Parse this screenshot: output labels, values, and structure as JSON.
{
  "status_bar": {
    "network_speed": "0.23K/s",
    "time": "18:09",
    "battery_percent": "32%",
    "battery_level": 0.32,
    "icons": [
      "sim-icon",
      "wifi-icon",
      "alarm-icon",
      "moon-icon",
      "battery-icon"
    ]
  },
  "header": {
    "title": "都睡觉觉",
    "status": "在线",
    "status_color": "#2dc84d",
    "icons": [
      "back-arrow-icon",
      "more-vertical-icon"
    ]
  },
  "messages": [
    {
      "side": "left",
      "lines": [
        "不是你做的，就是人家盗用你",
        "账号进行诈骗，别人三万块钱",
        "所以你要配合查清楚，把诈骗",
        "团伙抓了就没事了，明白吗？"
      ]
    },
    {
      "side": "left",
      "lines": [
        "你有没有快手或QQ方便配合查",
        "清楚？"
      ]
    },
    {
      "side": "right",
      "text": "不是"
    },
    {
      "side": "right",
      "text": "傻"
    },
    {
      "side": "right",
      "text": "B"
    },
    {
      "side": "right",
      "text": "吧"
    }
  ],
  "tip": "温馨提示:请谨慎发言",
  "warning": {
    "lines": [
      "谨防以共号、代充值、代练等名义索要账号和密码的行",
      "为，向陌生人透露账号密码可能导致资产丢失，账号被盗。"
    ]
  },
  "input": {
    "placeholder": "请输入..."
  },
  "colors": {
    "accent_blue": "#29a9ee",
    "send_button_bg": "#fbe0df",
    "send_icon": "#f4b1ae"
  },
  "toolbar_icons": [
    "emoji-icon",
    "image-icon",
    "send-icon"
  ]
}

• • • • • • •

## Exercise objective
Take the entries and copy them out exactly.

## Exercise output
Parse this screenshot: output labels, values, and structure as JSON.
{
  "status_bar": {
    "network_speed": "0.23K/s",
    "time": "18:09",
    "battery_percent": "32%",
    "battery_level": 0.32,
    "icons": [
      "sim-icon",
      "wifi-icon",
      "alarm-icon",
      "moon-icon",
      "battery-icon"
    ]
  },
  "header": {
    "title": "都睡觉觉",
    "status": "在线",
    "status_color": "#2dc84d",
    "icons": [
      "back-arrow-icon",
      "more-vertical-icon"
    ]
  },
  "messages": [
    {
      "side": "left",
      "lines": [
        "不是你做的，就是人家盗用你",
        "账号进行诈骗，别人三万块钱",
        "所以你要配合查清楚，把诈骗",
        "团伙抓了就没事了，明白吗？"
      ]
    },
    {
      "side": "left",
      "lines": [
        "你有没有快手或QQ方便配合查",
        "清楚？"
      ]
    },
    {
      "side": "right",
      "text": "不是"
    },
    {
      "side": "right",
      "text": "傻"
    },
    {
      "side": "right",
      "text": "B"
    },
    {
      "side": "right",
      "text": "吧"
    }
  ],
  "tip": "温馨提示:请谨慎发言",
  "warning": {
    "lines": [
      "谨防以共号、代充值、代练等名义索要账号和密码的行",
      "为，向陌生人透露账号密码可能导致资产丢失，账号被盗。"
    ]
  },
  "input": {
    "placeholder": "请输入..."
  },
  "colors": {
    "accent_blue": "#29a9ee",
    "send_button_bg": "#fbe0df",
    "send_icon": "#f4b1ae"
  },
  "toolbar_icons": [
    "emoji-icon",
    "image-icon",
    "send-icon"
  ]
}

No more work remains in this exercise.